[Charnock's Biog. Navalis, ii. 134–8; Burchell's Naval History, pp. 545, 547; Luttrell's Relation of State Affairs, ii. 80, 435; Hist. Reg. Chron.
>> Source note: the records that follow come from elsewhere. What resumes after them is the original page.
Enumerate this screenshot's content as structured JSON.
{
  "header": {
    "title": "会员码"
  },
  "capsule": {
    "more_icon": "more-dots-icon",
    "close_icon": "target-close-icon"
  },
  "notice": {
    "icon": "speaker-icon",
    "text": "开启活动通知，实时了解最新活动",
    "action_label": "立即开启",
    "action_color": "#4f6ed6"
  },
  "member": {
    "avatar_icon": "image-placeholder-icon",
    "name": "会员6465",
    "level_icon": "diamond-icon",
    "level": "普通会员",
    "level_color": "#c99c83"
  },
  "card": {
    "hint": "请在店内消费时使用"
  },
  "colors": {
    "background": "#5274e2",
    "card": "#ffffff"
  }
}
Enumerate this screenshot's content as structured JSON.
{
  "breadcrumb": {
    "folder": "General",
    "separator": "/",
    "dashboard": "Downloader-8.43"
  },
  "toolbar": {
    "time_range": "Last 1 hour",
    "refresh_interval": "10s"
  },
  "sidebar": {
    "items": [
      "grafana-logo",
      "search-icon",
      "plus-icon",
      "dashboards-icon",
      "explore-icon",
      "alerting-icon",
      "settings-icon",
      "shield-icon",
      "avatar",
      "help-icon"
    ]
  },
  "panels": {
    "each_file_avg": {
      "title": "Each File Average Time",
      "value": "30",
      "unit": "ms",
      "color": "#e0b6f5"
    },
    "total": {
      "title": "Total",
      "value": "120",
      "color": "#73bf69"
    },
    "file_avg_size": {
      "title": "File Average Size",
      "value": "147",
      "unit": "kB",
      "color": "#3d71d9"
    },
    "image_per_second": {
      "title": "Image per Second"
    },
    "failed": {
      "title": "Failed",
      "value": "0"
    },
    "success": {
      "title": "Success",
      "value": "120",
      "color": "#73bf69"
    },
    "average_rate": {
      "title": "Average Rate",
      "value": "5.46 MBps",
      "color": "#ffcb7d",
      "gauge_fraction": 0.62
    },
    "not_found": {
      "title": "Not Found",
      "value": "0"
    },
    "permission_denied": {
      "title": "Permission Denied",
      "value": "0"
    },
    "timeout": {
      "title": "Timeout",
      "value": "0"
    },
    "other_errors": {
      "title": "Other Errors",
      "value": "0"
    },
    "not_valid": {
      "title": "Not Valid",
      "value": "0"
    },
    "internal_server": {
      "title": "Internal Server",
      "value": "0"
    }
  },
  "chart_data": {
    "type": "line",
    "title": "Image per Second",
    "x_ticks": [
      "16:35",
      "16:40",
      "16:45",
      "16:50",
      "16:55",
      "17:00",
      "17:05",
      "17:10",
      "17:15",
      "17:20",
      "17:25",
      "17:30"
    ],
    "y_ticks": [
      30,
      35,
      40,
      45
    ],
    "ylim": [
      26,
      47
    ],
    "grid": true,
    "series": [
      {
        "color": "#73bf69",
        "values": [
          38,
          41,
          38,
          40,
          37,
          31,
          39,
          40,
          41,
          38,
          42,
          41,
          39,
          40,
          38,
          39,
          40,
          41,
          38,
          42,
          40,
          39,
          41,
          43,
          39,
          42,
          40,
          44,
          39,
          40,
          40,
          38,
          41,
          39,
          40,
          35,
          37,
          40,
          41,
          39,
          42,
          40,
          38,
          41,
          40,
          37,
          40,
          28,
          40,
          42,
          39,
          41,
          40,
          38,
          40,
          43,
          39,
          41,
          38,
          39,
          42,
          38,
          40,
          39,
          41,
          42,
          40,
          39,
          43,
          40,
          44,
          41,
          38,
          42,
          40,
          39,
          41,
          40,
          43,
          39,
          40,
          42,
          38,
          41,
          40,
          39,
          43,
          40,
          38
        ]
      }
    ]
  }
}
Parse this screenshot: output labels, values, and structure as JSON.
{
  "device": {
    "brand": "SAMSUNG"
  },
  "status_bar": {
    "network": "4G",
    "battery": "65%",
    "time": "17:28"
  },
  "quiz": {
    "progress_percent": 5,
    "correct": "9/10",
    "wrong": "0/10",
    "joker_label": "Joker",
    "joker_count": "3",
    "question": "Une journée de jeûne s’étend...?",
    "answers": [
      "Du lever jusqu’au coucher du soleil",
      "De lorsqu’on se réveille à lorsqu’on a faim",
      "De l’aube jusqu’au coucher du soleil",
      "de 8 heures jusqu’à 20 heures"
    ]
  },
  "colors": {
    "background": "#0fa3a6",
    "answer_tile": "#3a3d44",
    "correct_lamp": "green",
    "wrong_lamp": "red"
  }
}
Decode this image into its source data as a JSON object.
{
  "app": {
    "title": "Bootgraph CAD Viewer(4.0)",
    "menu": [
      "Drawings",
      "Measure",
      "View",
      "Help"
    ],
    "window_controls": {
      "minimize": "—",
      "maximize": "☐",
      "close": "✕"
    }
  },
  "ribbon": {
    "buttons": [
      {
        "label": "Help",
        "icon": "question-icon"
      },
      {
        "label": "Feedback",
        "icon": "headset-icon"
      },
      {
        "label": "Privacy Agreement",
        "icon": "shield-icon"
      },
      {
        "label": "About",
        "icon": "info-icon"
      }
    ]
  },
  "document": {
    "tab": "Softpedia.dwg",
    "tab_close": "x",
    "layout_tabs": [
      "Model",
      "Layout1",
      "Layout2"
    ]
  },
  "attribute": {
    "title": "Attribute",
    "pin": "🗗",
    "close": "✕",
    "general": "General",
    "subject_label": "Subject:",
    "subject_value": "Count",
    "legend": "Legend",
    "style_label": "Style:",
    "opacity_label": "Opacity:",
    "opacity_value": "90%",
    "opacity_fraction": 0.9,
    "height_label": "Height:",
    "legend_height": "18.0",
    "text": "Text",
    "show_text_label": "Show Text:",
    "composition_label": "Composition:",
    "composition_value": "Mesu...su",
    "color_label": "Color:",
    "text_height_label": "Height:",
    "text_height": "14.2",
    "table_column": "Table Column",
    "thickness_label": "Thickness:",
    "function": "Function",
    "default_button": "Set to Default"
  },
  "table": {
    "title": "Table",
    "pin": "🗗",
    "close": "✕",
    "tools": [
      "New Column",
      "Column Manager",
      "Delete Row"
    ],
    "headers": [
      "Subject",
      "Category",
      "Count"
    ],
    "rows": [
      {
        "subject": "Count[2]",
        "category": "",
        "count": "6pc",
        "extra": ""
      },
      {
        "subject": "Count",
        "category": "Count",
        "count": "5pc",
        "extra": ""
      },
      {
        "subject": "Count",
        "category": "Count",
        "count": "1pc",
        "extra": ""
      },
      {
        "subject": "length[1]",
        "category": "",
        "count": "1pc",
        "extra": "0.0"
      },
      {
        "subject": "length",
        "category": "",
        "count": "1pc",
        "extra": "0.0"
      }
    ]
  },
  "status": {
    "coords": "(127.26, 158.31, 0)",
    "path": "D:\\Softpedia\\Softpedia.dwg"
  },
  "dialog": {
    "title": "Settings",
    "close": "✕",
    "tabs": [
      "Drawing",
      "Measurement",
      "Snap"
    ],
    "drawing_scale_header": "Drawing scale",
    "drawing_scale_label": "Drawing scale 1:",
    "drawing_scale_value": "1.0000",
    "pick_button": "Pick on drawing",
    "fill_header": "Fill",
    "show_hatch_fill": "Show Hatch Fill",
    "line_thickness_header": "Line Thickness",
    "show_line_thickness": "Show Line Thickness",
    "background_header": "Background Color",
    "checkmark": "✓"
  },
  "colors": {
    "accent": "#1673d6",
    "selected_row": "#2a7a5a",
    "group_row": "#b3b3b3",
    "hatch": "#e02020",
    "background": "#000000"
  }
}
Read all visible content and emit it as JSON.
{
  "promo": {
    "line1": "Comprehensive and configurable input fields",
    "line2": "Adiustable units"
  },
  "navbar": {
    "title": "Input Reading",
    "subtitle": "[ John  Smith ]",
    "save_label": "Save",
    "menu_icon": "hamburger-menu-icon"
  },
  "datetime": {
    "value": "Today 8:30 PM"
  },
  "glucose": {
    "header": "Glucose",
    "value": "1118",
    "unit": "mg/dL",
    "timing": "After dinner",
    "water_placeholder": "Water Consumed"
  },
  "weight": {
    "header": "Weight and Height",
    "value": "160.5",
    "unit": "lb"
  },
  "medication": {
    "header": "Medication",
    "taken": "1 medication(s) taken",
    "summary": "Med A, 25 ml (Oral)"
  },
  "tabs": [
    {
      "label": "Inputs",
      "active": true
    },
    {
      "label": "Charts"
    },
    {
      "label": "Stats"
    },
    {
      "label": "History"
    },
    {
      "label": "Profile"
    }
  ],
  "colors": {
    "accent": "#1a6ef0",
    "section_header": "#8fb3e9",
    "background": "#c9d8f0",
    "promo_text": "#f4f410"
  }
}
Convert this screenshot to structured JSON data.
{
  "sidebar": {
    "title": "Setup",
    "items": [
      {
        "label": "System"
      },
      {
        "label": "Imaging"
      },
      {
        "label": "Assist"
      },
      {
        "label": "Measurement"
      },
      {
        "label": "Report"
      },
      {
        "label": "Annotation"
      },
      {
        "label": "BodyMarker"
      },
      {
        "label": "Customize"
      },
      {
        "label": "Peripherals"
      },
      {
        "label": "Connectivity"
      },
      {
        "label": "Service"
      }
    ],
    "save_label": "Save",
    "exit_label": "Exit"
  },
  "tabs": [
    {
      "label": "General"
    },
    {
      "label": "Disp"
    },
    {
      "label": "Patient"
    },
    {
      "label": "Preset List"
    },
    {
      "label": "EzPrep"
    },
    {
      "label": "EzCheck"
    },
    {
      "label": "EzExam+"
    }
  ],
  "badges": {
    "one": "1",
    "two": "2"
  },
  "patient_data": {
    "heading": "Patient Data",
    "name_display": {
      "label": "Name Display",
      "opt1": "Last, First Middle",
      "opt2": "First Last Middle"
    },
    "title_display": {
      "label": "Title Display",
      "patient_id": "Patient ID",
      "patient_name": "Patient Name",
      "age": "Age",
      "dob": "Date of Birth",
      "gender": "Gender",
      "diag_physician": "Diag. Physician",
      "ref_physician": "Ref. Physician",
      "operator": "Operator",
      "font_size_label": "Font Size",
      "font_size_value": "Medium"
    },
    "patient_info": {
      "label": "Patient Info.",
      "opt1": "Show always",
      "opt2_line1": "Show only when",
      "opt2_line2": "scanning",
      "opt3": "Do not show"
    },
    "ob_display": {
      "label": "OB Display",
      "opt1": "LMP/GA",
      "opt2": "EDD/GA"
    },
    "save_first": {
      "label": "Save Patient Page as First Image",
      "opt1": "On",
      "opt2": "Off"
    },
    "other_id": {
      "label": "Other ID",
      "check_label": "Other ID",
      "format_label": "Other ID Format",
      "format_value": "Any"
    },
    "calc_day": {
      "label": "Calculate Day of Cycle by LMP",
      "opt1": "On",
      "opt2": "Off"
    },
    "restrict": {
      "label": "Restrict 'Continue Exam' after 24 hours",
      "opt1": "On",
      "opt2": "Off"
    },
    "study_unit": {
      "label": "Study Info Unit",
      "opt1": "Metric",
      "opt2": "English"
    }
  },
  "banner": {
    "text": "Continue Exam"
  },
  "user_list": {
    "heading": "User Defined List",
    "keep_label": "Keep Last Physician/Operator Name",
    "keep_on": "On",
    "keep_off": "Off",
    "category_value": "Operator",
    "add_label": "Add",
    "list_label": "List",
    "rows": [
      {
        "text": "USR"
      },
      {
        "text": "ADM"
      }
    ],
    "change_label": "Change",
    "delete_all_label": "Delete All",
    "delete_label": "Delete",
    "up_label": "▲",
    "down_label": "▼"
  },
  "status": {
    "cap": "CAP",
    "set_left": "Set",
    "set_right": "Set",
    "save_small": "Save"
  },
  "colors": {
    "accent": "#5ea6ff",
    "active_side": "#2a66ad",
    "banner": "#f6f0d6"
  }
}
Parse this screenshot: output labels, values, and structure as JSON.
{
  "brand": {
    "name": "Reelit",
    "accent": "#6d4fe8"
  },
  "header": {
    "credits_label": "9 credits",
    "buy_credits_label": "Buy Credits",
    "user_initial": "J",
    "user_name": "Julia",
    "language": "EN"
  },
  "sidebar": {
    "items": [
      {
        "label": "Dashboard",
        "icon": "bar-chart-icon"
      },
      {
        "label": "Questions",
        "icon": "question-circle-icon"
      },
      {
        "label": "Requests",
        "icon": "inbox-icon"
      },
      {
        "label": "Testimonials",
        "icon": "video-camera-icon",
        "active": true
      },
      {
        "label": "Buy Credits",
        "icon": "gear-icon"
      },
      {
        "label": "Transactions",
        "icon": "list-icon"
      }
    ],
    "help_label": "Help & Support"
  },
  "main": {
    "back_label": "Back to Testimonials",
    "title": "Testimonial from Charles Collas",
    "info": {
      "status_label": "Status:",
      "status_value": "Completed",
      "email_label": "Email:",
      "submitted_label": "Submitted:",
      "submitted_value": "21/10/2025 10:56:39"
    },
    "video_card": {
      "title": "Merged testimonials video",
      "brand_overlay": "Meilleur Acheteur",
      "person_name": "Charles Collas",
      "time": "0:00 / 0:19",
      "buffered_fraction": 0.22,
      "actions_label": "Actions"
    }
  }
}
Diary (1727), p. 23; Lodge's Peerage of Ireland (Archdall), ii. 347.]

J. M. R.